● **PROMPT**: What you return should match the entries below exactly, only without the images.

● **MATERIAL SUPPLIED**:
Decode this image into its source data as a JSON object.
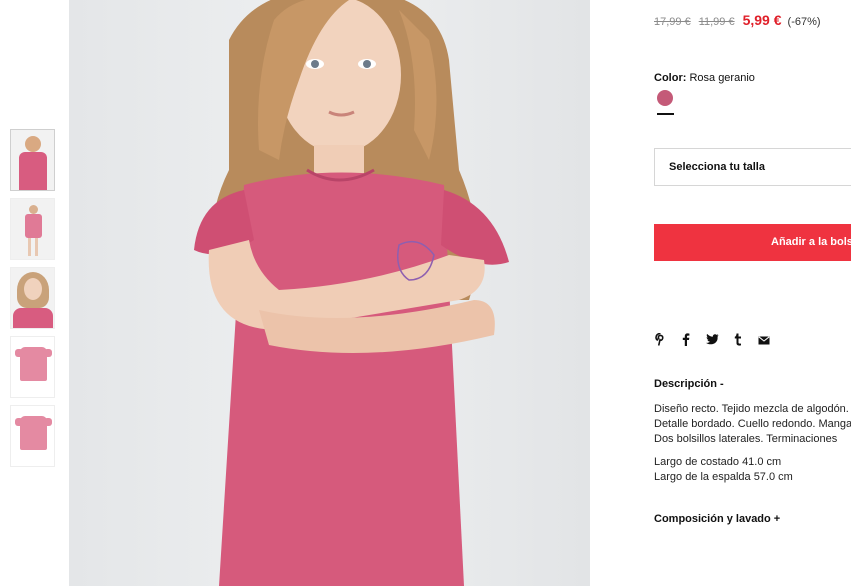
{
  "gallery": {
    "thumbnails": [
      "thumb-front-model",
      "thumb-full-body",
      "thumb-portrait",
      "thumb-dress-front",
      "thumb-dress-back"
    ]
  },
  "price": {
    "original_1": "17,99 €",
    "original_2": "11,99 €",
    "sale": "5,99 €",
    "discount": "(-67%)"
  },
  "color": {
    "label": "Color:",
    "value": "Rosa geranio",
    "swatch_hex": "#c45a78"
  },
  "size": {
    "placeholder": "Selecciona tu talla"
  },
  "cart": {
    "button_label": "Añadir a la bolsa"
  },
  "share_icons": [
    "pinterest-icon",
    "facebook-icon",
    "twitter-icon",
    "tumblr-icon",
    "mail-icon"
  ],
  "description": {
    "title": "Descripción -",
    "lines": [
      "Diseño recto. Tejido mezcla de algodón.",
      "Detalle bordado. Cuello redondo. Mangas",
      "Dos bolsillos laterales. Terminaciones"
    ],
    "measure_1": "Largo de costado 41.0 cm",
    "measure_2": "Largo de la espalda 57.0 cm"
  },
  "composition": {
    "title": "Composición y lavado +"
  }
}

● **WRITTEN RESPONSE**:
Decode this image into its source data as a JSON object.
{
  "gallery": {
    "thumbnails": [
      "thumb-front-model",
      "thumb-full-body",
      "thumb-portrait",
      "thumb-dress-front",
      "thumb-dress-back"
    ]
  },
  "price": {
    "original_1": "17,99 €",
    "original_2": "11,99 €",
    "sale": "5,99 €",
    "discount": "(-67%)"
  },
  "color": {
    "label": "Color:",
    "value": "Rosa geranio",
    "swatch_hex": "#c45a78"
  },
  "size": {
    "placeholder": "Selecciona tu talla"
  },
  "cart": {
    "button_label": "Añadir a la bolsa"
  },
  "share_icons": [
    "pinterest-icon",
    "facebook-icon",
    "twitter-icon",
    "tumblr-icon",
    "mail-icon"
  ],
  "description": {
    "title": "Descripción -",
    "lines": [
      "Diseño recto. Tejido mezcla de algodón.",
      "Detalle bordado. Cuello redondo. Mangas",
      "Dos bolsillos laterales. Terminaciones"
    ],
    "measure_1": "Largo de costado 41.0 cm",
    "measure_2": "Largo de la espalda 57.0 cm"
  },
  "composition": {
    "title": "Composición y lavado +"
  }
}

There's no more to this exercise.